The World Bank Group Gender Group and UN Women invite you to
UN Women’s Progress of the World’s Women 2015-2016
Thursday, October 1, 2015
Room MC 4-800, 1818 H St NW
This event will be livestreamed here
Please join the WBG Gender Group at the Washington DC launch of UN Women’s flagship report, Progress of the World’s Women 2015-2016: Transforming Economies, Realizing Rights. This report draws on promising experiences from around the world, proposing a comprehensive agenda for key policy actors-including gender equality advocates, national governments, and international agencies-to make human rights a lived reality for all women and girls. A frequent WBG partner on a range of issues, UN Women has released this report at a pivotal moment for global development, 20 years after the landmark Fourth World Conference on Women in Beijing and ahead of the adoption of new global Sustainable Development Goals.
Progress of the World’s Women finds that despite some significant advances toward gender equality, persistent gaps between males and females remain-hindering efforts to end poverty and preventing individuals and economies alike from achieving their full potential. Embedded in a framework of substantive equality, the report focuses on three interrelated challenges: transforming paid and unpaid work for women’s rights; making social policy work for women; and creating an enabling macroeconomic environment.
Caren Grown, Senior Director, Gender Cross-Cutting Solutions Area, The World Bank Group
Shahrashoub Razavi, Chief, Research and Data, UN Women
James Heintz, Andrew Glyn Professor of Economics, Associate Director of Political Economy Research Institute, University of Massachusetts, Amhurst
Samuel Otoo, Economic Adviser, Macroeconomics and Fiscal Management Global Practice, The World Bank Group
Caren Grown, Senior Director, Gender CCSA, is an internationally recognized expert on gender issues in development. Prior to joining the Bank, she was Economist-In-Residence and co-director of the Program on Gender Analysis in Economics at American University (AU) in Washington, DC. In 2013-2014, she led the UNU-WIDER program on aid effectiveness and gender equality. During 2011-2013 she served as Senior Gender Advisor and Acting Senior Coordinator for Gender Equality and Women’s Empowerment at the US Agency for International Development (USAID), where she crafted the Agency’s Gender Equality and Female Empowerment policy and led efforts to implement it in systems and programs.

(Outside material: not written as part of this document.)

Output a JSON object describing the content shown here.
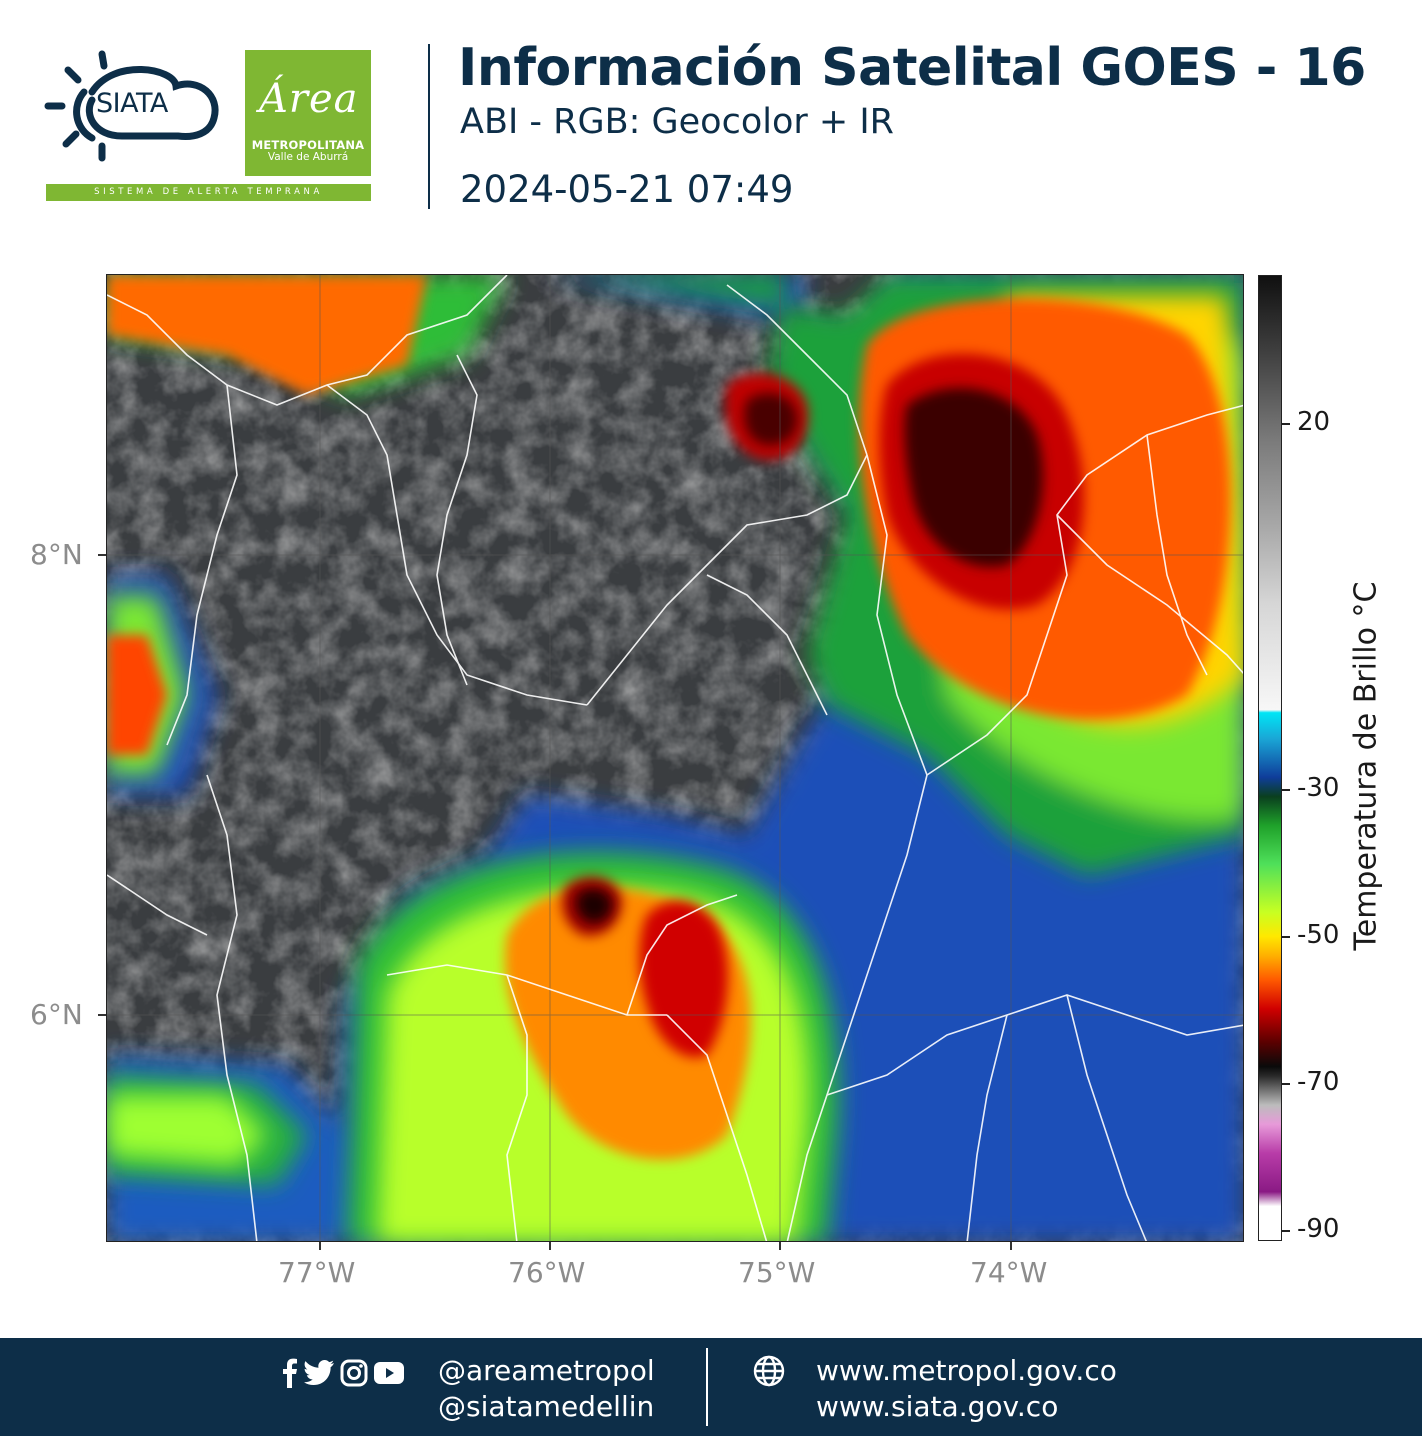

Shahra Razavim is the Chief of the Research & Data Section at UN Women. Her research and publications have been on gender dimensions of development, with a focus on agrarian issues, social policy and the care economy. Since January 2013 when she joined UN Women, Shahra has overseen the research on two of UN Women’s flagship reports, Progress of the World’s Women 2015-2016 (Transforming the Economy, Realizing Rights) and the World Survey on the Role of Women in Development 2014 (Gender Equality and Sustainable Development). Before joining UN Women, Shahra was a senior researcher at the United Nations Research Institute for Social Development (UNRISD) in Geneva. Her recent publications include Seen, Heard and Counted: Rethinking Care in a Development Context (special issue of Development and Change, 2011) and Gendered Impacts of Liberalization (Routledge, 2009). Shahra grew up in Iran, and obtained her Bachelors from the London School of Economics and Political Science (LSE), and her Masters and PhD (D.Phil.) from Oxford University.
James Heintz is Andrew Glyn Professor of Economics and Associate Director of the Political Economy Research Institute at the University of Massachusetts, Amherst. His current work focuses on employment policy; economics and human rights; informal and atypical employment; macroeconomic policies for sub-Saharan Africa; and the links between economic policies and distributive outcomes, including race and gender dimensions.
Samuel Otoo is Economic Adviser in the Macroeconomics and Fiscal Management Global Practice. A macro-economist by training, Samuel has extensive and diverse leadership experience with economic policy, public sector management and capacity development issues in Africa, Central Asia, Eastern Europe, Latin America, South Asia and the Pacific. He has held managerial and senior technical positions across the operational and knowledge complexes of the World Bank, including Sector Manager for Economic Policy in the World Bank’s Europe and Central Asia Regional Office, and Manager of the Global Governance Programs and Capacity Development and Results units of the World Bank Institute.
A light lunch will be provided.